, a warmed over version of cultural relativism. They even posit that funding bodies need to encourage translations as part of their 'outreach' evaluation criteria, funding the long tail of communication rather than science itself.
Modern diet fads, like paleo, farm-to-fork, the weird Food Babe's if-she-can't-spell-it-you-shouldn't-eat-it beliefs, harken back to a simpler time when people lived off the land, and nothing had preservatives and it was all Whole Grain.
In reality, ancient people could not work hard enough or fast enough to create food science that would prevent booms and busts of starvation and rationing. They wanted their food processed, to turn unpalatable or even toxic foodstuffs into something that could be consumed, and they even made progress doing it 10,000 year ago. First was the use of fires or pits and the invention of ceramic cooking vessels, and those led to an expansion of food preparation techniques.
Neanderthals modified their survival strategies even without external influences like environmental or climate changes, according to an analysis using carbonate isotopy in fossilized teeth that 250,000 years ago, the ancestors of modern man were more advanced in their development than previously thought.

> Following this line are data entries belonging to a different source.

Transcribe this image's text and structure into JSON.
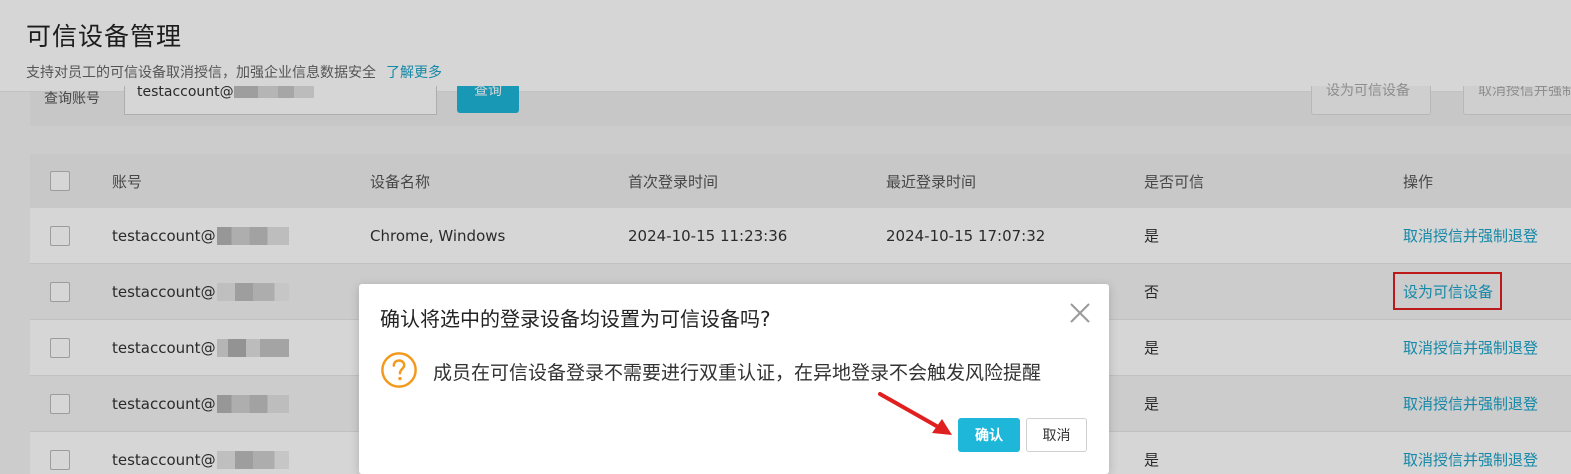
{
  "header": {
    "title": "可信设备管理",
    "subtitle": "支持对员工的可信设备取消授信，加强企业信息数据安全",
    "learn_more": "了解更多"
  },
  "search": {
    "label": "查询账号",
    "value": "testaccount@",
    "query_button": "查询",
    "set_trusted_button": "设为可信设备",
    "revoke_button": "取消授信并强制退登"
  },
  "table": {
    "columns": [
      "账号",
      "设备名称",
      "首次登录时间",
      "最近登录时间",
      "是否可信",
      "操作"
    ],
    "rows": [
      {
        "account": "testaccount@",
        "device": "Chrome, Windows",
        "first_login": "2024-10-15 11:23:36",
        "last_login": "2024-10-15 17:07:32",
        "trusted": "是",
        "action": "取消授信并强制退登"
      },
      {
        "account": "testaccount@",
        "device": "",
        "first_login": "",
        "last_login": "",
        "trusted": "否",
        "action": "设为可信设备"
      },
      {
        "account": "testaccount@",
        "device": "",
        "first_login": "",
        "last_login": "",
        "trusted": "是",
        "action": "取消授信并强制退登"
      },
      {
        "account": "testaccount@",
        "device": "",
        "first_login": "",
        "last_login": "",
        "trusted": "是",
        "action": "取消授信并强制退登"
      },
      {
        "account": "testaccount@",
        "device": "",
        "first_login": "",
        "last_login": "",
        "trusted": "是",
        "action": "取消授信并强制退登"
      }
    ]
  },
  "dialog": {
    "title": "确认将选中的登录设备均设置为可信设备吗?",
    "message": "成员在可信设备登录不需要进行双重认证，在异地登录不会触发风险提醒",
    "confirm": "确认",
    "cancel": "取消"
  },
  "colors": {
    "accent": "#1eb6d9",
    "link": "#1aa3c8",
    "warning": "#f39a1e",
    "highlight": "#e02020"
  },
  "icons": {
    "close": "close-icon",
    "warning": "question-circle-icon",
    "arrow": "red-arrow-icon"
  }
}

The fossils were from the excavation site at Payre in southeastern France. Carbonate is an essential mineral component of the hard tissue in bones and teeth. Among other things, the isotope composition in the carbonate reflects an organism’s drinking and feeding habits.

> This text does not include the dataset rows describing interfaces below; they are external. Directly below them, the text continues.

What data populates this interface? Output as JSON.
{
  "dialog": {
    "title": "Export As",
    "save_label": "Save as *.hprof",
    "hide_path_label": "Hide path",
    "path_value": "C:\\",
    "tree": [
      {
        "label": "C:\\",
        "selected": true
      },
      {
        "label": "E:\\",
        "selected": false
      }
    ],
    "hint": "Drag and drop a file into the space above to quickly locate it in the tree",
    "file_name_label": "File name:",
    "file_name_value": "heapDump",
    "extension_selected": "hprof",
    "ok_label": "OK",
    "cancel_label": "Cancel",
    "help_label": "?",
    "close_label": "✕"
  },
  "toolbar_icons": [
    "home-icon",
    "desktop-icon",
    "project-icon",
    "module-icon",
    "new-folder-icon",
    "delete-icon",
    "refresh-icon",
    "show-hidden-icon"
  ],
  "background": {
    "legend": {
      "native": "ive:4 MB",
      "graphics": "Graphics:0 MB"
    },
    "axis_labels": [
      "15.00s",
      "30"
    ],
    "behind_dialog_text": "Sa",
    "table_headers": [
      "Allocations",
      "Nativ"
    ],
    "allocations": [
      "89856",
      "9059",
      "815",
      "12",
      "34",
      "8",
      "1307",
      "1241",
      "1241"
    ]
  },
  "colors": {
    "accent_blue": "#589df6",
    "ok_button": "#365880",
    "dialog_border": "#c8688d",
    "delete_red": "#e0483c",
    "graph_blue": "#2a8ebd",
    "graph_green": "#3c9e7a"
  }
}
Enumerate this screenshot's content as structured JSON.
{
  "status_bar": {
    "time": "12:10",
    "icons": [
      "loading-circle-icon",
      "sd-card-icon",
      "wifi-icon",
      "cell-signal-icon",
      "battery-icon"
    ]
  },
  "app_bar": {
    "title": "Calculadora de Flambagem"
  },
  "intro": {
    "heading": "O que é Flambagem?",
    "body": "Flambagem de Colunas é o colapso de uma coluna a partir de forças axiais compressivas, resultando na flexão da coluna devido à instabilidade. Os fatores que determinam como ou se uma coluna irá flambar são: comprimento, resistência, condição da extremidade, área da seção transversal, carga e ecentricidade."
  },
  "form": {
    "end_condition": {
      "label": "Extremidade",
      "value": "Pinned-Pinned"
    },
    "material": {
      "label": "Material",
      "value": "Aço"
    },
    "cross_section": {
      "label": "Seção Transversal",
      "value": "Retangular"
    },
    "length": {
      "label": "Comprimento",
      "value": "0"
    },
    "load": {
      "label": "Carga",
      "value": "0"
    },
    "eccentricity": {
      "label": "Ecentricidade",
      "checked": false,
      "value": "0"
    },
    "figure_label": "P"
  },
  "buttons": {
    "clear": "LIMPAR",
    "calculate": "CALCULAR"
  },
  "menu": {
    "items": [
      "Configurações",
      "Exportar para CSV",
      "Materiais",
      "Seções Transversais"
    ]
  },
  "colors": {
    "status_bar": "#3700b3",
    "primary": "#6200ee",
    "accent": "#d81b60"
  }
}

If the climate becomes cooler or warmer, species are forced to adapt their survival strategies – this also holds true for our ancestors, the extinct Neanderthals.

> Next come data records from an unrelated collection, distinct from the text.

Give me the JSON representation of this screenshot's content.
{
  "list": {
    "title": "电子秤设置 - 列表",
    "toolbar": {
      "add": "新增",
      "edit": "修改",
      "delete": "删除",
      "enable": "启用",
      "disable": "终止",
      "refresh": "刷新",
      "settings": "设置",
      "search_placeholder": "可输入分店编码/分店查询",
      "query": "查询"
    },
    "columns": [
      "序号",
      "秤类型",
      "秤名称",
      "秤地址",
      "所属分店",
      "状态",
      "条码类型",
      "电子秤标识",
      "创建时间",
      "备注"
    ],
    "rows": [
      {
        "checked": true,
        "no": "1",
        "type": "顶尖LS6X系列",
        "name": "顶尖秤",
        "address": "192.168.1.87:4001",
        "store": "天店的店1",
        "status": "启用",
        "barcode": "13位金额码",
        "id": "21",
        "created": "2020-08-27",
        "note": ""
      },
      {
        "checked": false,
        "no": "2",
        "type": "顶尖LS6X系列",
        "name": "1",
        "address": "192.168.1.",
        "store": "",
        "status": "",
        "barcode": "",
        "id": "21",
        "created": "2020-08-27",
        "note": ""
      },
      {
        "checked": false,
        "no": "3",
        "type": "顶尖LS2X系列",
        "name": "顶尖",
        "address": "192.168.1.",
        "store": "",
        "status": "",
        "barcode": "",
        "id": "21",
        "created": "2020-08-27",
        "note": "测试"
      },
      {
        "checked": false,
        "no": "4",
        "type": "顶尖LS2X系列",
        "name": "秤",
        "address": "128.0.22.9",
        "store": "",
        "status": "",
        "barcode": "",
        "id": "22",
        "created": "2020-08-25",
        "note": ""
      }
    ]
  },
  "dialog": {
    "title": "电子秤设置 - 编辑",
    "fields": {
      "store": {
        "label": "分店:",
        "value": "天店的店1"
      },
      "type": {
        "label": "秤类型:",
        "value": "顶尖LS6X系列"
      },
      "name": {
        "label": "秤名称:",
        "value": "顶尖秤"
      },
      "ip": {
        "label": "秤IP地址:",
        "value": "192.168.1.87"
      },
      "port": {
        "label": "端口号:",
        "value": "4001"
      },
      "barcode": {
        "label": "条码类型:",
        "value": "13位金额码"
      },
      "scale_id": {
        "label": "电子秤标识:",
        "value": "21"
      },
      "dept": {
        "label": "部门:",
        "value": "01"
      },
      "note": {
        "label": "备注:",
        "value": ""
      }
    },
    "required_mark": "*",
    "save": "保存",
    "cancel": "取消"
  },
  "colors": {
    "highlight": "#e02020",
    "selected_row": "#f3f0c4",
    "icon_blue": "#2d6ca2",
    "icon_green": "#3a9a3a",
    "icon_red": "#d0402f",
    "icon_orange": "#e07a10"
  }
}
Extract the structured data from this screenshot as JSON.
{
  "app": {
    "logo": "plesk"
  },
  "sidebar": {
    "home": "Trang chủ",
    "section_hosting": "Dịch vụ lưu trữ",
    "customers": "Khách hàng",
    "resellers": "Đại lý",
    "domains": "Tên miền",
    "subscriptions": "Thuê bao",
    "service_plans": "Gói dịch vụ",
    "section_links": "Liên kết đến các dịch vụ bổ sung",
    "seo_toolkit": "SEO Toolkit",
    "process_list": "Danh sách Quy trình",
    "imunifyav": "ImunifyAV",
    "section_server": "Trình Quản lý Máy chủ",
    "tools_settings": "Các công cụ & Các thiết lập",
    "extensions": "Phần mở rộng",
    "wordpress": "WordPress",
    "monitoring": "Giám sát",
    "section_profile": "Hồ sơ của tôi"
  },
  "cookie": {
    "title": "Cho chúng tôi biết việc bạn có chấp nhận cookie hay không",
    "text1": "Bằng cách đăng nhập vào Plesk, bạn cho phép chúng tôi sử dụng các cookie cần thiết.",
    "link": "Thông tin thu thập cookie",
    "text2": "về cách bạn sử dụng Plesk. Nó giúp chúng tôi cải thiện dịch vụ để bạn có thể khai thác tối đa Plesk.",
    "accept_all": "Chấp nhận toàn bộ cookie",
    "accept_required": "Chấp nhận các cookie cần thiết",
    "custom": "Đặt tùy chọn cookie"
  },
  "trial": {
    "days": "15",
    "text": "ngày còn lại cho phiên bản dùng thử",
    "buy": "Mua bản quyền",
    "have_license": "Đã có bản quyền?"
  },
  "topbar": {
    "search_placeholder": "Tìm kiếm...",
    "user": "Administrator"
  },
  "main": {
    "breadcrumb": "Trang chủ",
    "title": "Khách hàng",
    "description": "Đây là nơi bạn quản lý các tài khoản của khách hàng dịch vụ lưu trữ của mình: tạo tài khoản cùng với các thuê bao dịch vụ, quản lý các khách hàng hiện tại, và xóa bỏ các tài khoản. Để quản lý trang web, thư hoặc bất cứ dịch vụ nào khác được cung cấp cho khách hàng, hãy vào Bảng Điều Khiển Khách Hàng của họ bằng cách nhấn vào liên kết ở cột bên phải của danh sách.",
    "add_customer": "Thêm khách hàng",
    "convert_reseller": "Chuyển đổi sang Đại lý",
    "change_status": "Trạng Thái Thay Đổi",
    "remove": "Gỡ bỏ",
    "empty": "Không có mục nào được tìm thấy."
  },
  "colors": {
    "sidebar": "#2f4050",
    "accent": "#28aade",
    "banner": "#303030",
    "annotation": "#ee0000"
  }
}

Our most beloved works of fiction hide well-trodden narratives - people want them, people expects them by now - and big data analysis can determine them. And most fictions is based on far fewer storylines than you might have imagined.
In the late 16th century, two brothers from the illustrious Fugger merchant family had news from all over the world sent to them in Augsburg by mail. At the time, so-called "novellantes" compiled and wrote down news which they forwarded to wealthy subscribers such as the Fuggers, thus establishing the first commercial news medium in Europe.
The Fugger brothers had these newsletters bound and compiled in annual volumes, which eventually comprised about 16,000 newsletters in German and Italian.
On Thursday, Gold Coast man Gable Tostee was found not guilty of the murder of a woman, Warriena Wright, who fell to her death from his unit’s balcony.
The case raises questions about how common death by falling is – and how many such incidents are homicides.
Laterality is the preference of human beings for one side of our bodies; being left-handed or right-handed, for example, or having a preference for using one eye or ear or the other.
In the view of primatologist Eder Domínguez-Ballesteros, "lateralized behavior in humans may in some way have been reflected in their technological products, in particular, in the things they made. Besides, flint knapping -inherent in our genus since the first stages in its evolution- is an excellent source of information for studying lateralization in humans."
Our linguistic and legal obsession with “insult” and “offense” is nothing new. In 1832, Sydney resident William McLoughlin was given
50 lashes for using the word “damned” against his master.
But what does McLoughlin’s case tell us about today?
Welsh Rabbit and lashes from pretty fellows
The word insult can be traced to the Latin insultāre “to leap upon” or “assail”. It possibly entered English via a Middle French word insulter, meaning “to insult, crow, vaunt, or triumph over; to wrong, reproach, affront”.